I won’t go over all the features of PerfectTile for Windows Phone 8, but I might in another post.  For now, I will just show you how easy it is to create a large tile.  First, let’s start up PerfectTile for Windows Phone 8.  You will see the welcome screen where you can go to the website, email the developer or follow the developer on Twitter.  We will choose Continue.

PerfectTileSplashScreen

From the welcome screen, you will be taken to the main screen.  Go back to Metro Studio and select our icon FlipCycleTileLargeSet the size to 336×336 pixels with no padding.  This will give us the greatest size icon that will fit in our space.  Export to a temporary location.   You see, PerfectTile for Windows Phone 8 will take our icon and perform any resizing necessary.  So, on the main screen of PerfectTile for Windows Phone 8, change the name on the tile to be whatever you want.  Then, for fun, let’s set the background color to our cool awesome amazing orange, #E3883D.  This color will be use for the preview images and the background of the splash screen.  Make sure that Tile Type is set to Flip / Cycle.  Next, browse and select the icon from our temporary location.  Click on the Large tabOverride the Icon Alignment and clear the field.

PerfectTileMainScreen

Now select Create images.  A window will popup and show you all the images that are going to be created.

 

CreateImagesPreview

It will prompt you for a directory to dump the files.  Once you select the directory, it will generate the images and then open up a File Explorer windows where you can see your images.  Copy and paste FlipCycleTileLarge.png file into the Assets/Tiles directory.  Rebuild the solution and run.  Now what does the large (wide) tile look like?

WideTile

Now, you will notice that you will need to tweak some of the settings to get your icons to be created at the right sizes, but still pretty slick little tool.  Like I said earlier, I don’t want to go into all the settings and features in PerfectTile for Windows Phone 8, but you can surely see how PerfectTile for Windows Phone 8 and Metro Studio can work together and pull off some great stuff pretty quickly.
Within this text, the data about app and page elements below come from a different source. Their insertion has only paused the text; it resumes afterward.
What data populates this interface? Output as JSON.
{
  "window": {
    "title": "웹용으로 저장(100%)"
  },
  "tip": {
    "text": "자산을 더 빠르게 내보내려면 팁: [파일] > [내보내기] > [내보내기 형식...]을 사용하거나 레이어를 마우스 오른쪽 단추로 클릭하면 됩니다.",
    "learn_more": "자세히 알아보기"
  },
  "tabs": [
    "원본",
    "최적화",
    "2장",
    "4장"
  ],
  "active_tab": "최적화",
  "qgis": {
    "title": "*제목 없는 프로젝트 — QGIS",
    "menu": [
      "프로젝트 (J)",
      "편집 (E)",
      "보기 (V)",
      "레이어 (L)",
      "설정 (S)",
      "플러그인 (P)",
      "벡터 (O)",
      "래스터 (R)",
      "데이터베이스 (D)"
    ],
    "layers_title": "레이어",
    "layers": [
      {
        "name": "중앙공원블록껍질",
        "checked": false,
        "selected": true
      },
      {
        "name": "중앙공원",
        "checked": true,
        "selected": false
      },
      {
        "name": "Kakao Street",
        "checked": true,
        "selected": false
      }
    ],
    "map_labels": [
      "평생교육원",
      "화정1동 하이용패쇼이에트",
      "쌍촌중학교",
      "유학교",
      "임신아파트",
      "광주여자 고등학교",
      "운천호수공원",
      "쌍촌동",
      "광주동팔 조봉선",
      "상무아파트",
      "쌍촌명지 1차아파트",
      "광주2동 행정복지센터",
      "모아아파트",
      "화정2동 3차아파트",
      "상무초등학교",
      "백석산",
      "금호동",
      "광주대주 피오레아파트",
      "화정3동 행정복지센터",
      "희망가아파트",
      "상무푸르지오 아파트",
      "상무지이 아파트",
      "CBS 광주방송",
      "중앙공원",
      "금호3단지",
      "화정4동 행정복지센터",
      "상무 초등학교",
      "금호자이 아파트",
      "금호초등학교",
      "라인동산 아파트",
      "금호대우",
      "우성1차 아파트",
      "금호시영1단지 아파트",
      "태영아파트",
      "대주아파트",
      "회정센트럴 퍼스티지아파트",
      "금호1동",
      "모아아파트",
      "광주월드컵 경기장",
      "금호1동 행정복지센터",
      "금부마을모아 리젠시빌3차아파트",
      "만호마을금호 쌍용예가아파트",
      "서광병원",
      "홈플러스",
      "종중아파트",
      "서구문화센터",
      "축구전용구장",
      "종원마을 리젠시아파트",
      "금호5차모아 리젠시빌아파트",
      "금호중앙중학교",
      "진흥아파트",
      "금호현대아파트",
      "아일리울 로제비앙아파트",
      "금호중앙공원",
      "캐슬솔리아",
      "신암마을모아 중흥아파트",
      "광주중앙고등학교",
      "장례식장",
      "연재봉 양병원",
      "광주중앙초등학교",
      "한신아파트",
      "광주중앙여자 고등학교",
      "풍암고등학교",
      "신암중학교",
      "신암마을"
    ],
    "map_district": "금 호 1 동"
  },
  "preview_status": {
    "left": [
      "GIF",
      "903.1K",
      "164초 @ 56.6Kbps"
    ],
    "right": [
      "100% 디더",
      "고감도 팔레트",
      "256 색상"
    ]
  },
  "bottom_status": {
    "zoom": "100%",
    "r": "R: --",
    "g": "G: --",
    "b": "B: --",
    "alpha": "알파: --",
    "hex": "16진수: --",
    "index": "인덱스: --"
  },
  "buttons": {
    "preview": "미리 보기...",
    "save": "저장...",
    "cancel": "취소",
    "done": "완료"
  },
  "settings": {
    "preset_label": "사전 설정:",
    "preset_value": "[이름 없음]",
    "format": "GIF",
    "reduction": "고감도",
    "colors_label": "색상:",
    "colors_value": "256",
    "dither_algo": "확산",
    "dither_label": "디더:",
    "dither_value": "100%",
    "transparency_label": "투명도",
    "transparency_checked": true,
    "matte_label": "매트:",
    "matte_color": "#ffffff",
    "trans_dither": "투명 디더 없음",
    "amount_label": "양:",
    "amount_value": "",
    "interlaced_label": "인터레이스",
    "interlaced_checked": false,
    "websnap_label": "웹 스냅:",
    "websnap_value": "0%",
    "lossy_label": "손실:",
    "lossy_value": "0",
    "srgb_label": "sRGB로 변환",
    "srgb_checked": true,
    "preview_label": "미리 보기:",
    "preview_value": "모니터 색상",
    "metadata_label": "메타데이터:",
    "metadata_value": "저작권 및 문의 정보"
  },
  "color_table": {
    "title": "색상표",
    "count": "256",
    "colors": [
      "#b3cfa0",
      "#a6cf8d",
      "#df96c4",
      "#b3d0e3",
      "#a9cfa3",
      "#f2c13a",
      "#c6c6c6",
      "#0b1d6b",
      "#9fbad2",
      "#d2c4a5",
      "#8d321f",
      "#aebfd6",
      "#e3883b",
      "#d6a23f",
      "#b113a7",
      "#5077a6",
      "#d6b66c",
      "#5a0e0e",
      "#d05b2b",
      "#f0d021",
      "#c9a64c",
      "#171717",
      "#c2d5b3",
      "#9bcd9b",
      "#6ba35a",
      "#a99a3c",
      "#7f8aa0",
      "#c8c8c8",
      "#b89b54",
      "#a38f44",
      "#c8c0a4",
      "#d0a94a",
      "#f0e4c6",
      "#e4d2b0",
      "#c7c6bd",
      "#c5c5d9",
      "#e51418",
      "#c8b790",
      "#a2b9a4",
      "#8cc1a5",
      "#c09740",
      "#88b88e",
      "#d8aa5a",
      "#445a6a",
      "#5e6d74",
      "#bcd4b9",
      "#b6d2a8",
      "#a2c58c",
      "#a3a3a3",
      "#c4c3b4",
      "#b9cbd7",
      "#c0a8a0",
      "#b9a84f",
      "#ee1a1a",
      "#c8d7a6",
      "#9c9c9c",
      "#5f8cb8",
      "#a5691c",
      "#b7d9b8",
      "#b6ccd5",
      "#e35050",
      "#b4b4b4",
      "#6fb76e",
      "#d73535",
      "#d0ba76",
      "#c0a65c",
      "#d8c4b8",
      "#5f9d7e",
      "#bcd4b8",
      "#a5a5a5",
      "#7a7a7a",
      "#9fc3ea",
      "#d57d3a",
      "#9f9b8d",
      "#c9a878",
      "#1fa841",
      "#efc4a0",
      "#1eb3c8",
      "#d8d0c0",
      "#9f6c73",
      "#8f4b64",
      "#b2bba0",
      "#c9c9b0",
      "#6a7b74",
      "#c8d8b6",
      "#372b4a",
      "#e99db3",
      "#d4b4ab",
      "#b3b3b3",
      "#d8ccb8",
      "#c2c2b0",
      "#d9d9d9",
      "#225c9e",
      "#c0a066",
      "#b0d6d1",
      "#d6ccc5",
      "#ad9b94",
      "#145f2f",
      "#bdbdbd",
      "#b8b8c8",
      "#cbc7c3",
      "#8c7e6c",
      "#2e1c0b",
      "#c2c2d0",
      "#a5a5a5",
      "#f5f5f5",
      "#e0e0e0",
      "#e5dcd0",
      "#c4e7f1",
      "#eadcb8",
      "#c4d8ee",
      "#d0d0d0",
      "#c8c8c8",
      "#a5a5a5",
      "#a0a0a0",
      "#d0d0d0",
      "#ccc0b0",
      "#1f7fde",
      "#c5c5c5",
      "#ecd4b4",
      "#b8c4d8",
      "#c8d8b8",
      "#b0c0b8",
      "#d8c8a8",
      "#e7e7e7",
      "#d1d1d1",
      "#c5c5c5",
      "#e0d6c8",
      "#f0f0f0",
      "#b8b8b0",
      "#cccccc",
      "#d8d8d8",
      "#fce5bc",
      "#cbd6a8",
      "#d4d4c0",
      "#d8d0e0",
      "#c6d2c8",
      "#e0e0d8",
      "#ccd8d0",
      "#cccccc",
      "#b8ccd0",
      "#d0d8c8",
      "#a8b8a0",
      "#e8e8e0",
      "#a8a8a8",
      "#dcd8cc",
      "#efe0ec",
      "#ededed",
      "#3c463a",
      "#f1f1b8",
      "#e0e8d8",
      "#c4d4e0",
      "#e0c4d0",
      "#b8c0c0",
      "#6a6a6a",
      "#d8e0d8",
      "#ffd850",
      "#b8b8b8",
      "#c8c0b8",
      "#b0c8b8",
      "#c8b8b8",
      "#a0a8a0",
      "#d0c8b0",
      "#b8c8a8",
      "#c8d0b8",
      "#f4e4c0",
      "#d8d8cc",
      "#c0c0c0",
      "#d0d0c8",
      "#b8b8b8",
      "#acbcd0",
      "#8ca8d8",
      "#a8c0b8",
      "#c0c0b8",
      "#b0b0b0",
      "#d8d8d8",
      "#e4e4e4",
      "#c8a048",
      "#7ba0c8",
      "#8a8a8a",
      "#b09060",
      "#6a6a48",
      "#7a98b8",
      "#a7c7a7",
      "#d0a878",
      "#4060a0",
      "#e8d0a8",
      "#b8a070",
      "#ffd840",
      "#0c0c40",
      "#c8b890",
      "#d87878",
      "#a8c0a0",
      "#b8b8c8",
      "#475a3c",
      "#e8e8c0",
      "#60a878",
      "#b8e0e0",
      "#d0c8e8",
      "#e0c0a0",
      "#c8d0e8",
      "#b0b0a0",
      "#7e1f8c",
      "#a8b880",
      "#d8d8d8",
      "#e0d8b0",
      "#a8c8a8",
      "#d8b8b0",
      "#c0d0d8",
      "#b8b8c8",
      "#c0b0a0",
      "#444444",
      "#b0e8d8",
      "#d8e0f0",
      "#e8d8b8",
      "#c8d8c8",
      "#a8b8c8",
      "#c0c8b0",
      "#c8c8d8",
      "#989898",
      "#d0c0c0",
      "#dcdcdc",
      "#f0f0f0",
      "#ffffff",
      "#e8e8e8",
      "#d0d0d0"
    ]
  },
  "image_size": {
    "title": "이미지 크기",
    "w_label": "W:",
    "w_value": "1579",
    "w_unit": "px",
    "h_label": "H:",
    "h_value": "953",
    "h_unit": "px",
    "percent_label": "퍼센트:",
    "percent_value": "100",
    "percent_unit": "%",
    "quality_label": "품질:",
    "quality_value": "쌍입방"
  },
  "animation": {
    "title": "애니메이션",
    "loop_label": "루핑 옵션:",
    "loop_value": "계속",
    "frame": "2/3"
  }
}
I recommend you try to create a new project, create an icon in Metro Studio, then import it into PerfectTile for Windows Phone 8 and create the images, copy all the created images into the correct Assets area in your project and run it.  See what it looks like.  Get back to me on your experience.  I would be interested to hear how it went for you.

Summary

Well, you can clearly see that creating standard icons and tiles for your Windows Phone 8 project using Metro Studio is pretty simple to use  and you don’t need to know a whole lot about design.  In fact, using PerfectTile for Windows Phone 8 with Metro Studio can produce pretty much all you need to get your application started and ready for an initial entry into the Windows Store.

Now, you are going to probably want to create really cool tiles using the real live functionality, along with notifications and all the bells and whistles, but like I have mentioned in the past, most developers don’t have all the design skills necessary to pull it off.  For now, it meets our purpose for a professional, metro look, without a lot of design skills.

If I could change a few things, what would I do?  Hmmm … here is a small list:

  • Enable the ability to edit a single icon at a time with the full editor space.  This will allow the user to see the entire icon they are editing.
  • Enable radius-x and radius-y for iOS/Android developers.
  • Add a little more flexibility to set width and height.  This would allow the user to create wide tile images.
  • The ability to offset the main icon would allow the user to define a more custom tile image.

I suggest that Syncfusion partners or buys the rights to PerfectTile for Windows Phone 8, by Nirmit Kavaiya.  The two together would be a powerful tool for the developer.  Imagine if you could build the icon, select the platform and then export out the images to a specified directory all from the same tool.

Hope you enjoyed this post.  Send me a line or share with others, both are encouraged and appreciated.

Also, keep an eye out for the next post in this series, “Metro Studio, Part 3 – Background”.  In this post, I will quickly show you how to create a simple background using Metro Studio.

 
Comments
 
Comments

No comments yet.

Leave a Reply

You must be logged in to post a comment.